[Task item]: Provide the count of lines below that include the word "作品エディション名", without any accompanying remarks.

[Data listing]:
********************

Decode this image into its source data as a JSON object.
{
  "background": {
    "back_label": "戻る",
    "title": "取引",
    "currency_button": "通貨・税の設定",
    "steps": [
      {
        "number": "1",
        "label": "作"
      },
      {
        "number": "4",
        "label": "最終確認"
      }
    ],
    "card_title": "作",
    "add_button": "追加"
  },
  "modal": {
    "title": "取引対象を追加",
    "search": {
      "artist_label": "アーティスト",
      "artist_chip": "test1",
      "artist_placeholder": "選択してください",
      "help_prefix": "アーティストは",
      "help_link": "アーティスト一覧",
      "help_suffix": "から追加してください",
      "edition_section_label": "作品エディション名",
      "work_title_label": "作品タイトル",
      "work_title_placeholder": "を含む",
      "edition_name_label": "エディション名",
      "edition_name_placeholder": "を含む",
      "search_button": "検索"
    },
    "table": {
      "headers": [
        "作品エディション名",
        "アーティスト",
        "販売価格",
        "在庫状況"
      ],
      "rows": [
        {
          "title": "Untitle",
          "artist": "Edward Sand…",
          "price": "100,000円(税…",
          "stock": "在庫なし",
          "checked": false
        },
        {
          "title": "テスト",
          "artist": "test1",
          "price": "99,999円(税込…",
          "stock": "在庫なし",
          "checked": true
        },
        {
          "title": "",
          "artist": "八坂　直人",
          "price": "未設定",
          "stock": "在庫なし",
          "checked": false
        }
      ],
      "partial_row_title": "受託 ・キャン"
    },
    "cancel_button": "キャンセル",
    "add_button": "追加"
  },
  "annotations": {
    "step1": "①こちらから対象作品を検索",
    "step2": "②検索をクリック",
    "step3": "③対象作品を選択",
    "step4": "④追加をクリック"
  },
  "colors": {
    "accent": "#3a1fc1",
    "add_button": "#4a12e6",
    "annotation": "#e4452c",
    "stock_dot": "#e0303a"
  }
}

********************

[Solved problem]: 2